My colleagues at Save the Children wondered: Is it really enough to speak to the Ministry of Health? In the past they had observed that making a good plan, submitting a solid budget is one thing, whether or not the funding actually gets released to the agencies is a completely different story. So they asked me to map out: “Who influences the budgeting and the release of funds for newborn survival activities in Katsina state?” I am lucky to have well trained Net-Mappers on the ground, Amina Yauri Mustapha and Haj. Amina Lawan interviewed a whole range of people in Katsina, and this is what we found out:

 

Katsina Save Children DisbursingKatsina Save Children Planning Budgeting

Links: Black - Hierarchy, Red - Funding, Actors: Yellow - Government, Red - Donors, NGOs, Projects, Grey - Others, size of actor - influence

Two completely different sets of actors influence making the plan on the one hand and disbursing the money on the other. The size of the dots indicates the influence of actors on the specific issue (on planning/budgeting in map 1 and on disbursing in map 2). As you can see on the second map, the governor, executive council and political associates of the governor have a stronger influence than the Ministry of Health. And the Ministrie’s influence is on par with that of the governor’s wife. And even the Emir (here called “religious leaders”) has far more influence on the disbursement of funds than the front line health providers – the people who do the job (State Primary Health Care Development Agency – SPHealthDevA and Health Services Management Board – HealthSMBoard).

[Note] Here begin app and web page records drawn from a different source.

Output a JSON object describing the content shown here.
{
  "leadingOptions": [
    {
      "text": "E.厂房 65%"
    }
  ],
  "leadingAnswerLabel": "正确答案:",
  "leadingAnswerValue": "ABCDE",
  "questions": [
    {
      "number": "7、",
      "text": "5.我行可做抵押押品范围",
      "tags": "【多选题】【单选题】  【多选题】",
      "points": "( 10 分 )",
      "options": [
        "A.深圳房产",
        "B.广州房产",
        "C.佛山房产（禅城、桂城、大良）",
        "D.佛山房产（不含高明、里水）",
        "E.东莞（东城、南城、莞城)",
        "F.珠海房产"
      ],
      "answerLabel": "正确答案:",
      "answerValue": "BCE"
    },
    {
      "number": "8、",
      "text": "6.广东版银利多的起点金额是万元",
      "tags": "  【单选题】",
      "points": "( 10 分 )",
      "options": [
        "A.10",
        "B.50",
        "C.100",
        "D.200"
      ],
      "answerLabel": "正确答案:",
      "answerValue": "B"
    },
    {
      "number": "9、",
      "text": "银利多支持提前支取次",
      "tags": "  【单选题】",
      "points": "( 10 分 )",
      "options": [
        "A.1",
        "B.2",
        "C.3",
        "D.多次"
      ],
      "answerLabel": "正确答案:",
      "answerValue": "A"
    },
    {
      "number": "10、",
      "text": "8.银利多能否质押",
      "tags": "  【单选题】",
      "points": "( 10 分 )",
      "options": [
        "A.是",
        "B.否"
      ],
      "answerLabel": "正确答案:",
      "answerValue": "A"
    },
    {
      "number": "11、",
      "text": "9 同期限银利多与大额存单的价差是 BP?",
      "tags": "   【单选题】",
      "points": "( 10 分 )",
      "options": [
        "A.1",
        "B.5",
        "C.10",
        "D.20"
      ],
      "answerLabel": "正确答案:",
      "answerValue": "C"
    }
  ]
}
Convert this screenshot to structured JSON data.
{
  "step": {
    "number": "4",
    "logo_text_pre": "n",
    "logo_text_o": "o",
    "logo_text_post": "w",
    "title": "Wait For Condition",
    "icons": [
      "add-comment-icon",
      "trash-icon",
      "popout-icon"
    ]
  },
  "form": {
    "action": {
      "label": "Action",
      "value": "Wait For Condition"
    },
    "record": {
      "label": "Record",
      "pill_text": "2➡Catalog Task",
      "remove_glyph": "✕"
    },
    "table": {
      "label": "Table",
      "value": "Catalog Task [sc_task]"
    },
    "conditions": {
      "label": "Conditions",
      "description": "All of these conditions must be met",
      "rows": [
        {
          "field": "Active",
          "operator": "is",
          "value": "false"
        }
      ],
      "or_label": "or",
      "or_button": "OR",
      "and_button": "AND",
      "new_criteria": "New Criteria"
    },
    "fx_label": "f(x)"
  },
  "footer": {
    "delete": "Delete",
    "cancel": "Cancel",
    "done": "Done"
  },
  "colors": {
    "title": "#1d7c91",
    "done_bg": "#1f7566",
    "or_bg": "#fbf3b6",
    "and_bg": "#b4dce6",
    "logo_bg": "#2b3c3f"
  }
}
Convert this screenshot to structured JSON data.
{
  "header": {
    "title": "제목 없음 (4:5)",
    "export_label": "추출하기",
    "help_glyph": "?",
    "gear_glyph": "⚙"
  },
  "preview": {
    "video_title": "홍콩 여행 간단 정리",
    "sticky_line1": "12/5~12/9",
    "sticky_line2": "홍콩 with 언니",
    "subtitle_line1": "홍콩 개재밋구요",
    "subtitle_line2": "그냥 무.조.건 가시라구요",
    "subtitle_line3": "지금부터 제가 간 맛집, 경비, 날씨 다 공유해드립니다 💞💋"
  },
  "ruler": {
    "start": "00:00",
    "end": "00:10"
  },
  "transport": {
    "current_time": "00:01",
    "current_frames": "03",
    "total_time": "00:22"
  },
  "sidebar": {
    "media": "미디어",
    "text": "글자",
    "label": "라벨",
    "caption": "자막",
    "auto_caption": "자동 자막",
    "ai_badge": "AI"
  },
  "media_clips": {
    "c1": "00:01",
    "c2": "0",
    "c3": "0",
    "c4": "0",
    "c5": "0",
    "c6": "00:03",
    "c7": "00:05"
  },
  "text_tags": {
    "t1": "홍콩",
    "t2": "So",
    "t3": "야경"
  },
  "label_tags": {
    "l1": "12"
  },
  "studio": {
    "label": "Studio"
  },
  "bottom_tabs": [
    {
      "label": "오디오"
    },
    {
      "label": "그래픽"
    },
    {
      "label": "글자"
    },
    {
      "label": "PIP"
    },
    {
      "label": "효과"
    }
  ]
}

What does this mean for a successful advocacy strategy aimed at getting the money to implementing agencies? Read the full case study here (1845 KB).

Talk about corruption!

"Monster, I see you!" (picture copyright by puuikibeach on flickr)

“Monster, I see you!” (picture copyright by puuikibeach on flickr)

I’m just back from a trip to a not so democratic nation in Africa and from an amazing Net-Mapping session with urban water managers. I knew that they were faced with two major challenges to improving their dilapidated system: Leakage of water and leakage of money.

But as an outsider, can you just come in an say: “Let’s talk about corruption!” Well, no. And yes.
When we draw a Net-Map together, we start innocently enough: “Who will influence whether you achieve 24/7 delivery of water to your customers in this city?” They put everyone and their grandmother on the map and start getting in the flow. Drawing the formal hierarchies and formal flows of money helped them understand the general structure that is the backbone of the system. In this specific case I knew a bit about the informal money flows (a.k.a. corruption) beforehand and proposed mapping them too. The temperature in the room rose by at least 10 degrees and everyone was very awake when they started drawing out the simple and complex lines of corruption and explaining the cartel-like structures involved. For us as outsiders, it helped us to understand what they are up against. But I think the more significant thing was what happened within the group, being in this pressure cooker together, experiencing that yes, they can talk about corruption, starting with the little people, the ground level entry points but also exploring the connections as they lead higher up…
No, we did not find a solution for it. We did not eradicate corruption or discover the secret for world peace. But I am convinced: If you want to get rid of a monster, the first thing you have to do is to look the monster in the face and say: “Monster, I see you!”